WORK ORDER:
Write out every line below that contains "第四届青少年航模校级联盟赛事领队会议".

DATASET ENTRIES:
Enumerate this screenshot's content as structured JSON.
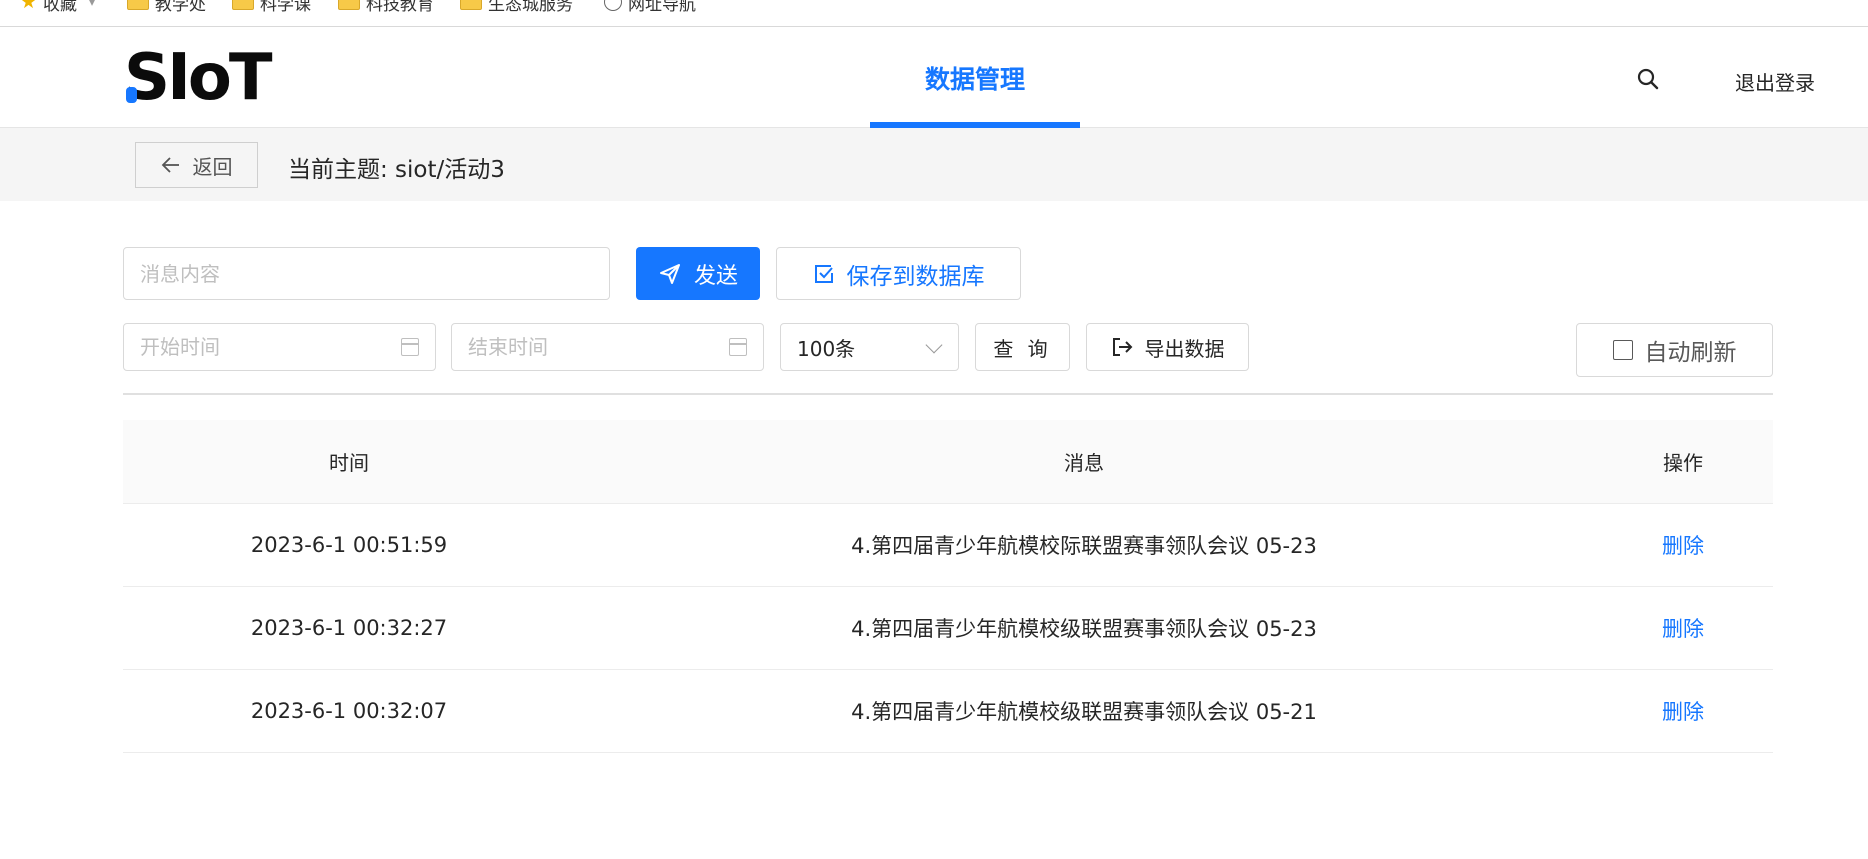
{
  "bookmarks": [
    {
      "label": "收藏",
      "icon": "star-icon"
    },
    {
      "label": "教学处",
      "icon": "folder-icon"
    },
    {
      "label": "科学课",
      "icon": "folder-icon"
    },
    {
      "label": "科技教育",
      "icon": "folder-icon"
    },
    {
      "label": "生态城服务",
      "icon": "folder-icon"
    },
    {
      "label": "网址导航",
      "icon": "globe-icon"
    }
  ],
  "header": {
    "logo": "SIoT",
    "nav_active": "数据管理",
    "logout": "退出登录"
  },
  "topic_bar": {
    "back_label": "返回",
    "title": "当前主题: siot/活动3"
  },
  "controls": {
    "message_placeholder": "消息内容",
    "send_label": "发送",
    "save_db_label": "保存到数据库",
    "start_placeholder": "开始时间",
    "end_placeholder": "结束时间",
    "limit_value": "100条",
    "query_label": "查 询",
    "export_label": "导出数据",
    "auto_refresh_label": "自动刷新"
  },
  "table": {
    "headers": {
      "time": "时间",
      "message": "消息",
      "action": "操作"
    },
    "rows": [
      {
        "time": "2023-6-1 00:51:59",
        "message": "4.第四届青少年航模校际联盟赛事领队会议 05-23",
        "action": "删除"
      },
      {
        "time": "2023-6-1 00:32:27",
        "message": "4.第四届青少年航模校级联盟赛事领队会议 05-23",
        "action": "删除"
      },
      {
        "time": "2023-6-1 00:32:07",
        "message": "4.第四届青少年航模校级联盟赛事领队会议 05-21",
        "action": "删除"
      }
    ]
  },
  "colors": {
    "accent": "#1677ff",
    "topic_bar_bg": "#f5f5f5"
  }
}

SOLUTION:
        "message": "4.第四届青少年航模校级联盟赛事领队会议 05-23",
        "message": "4.第四届青少年航模校级联盟赛事领队会议 05-21",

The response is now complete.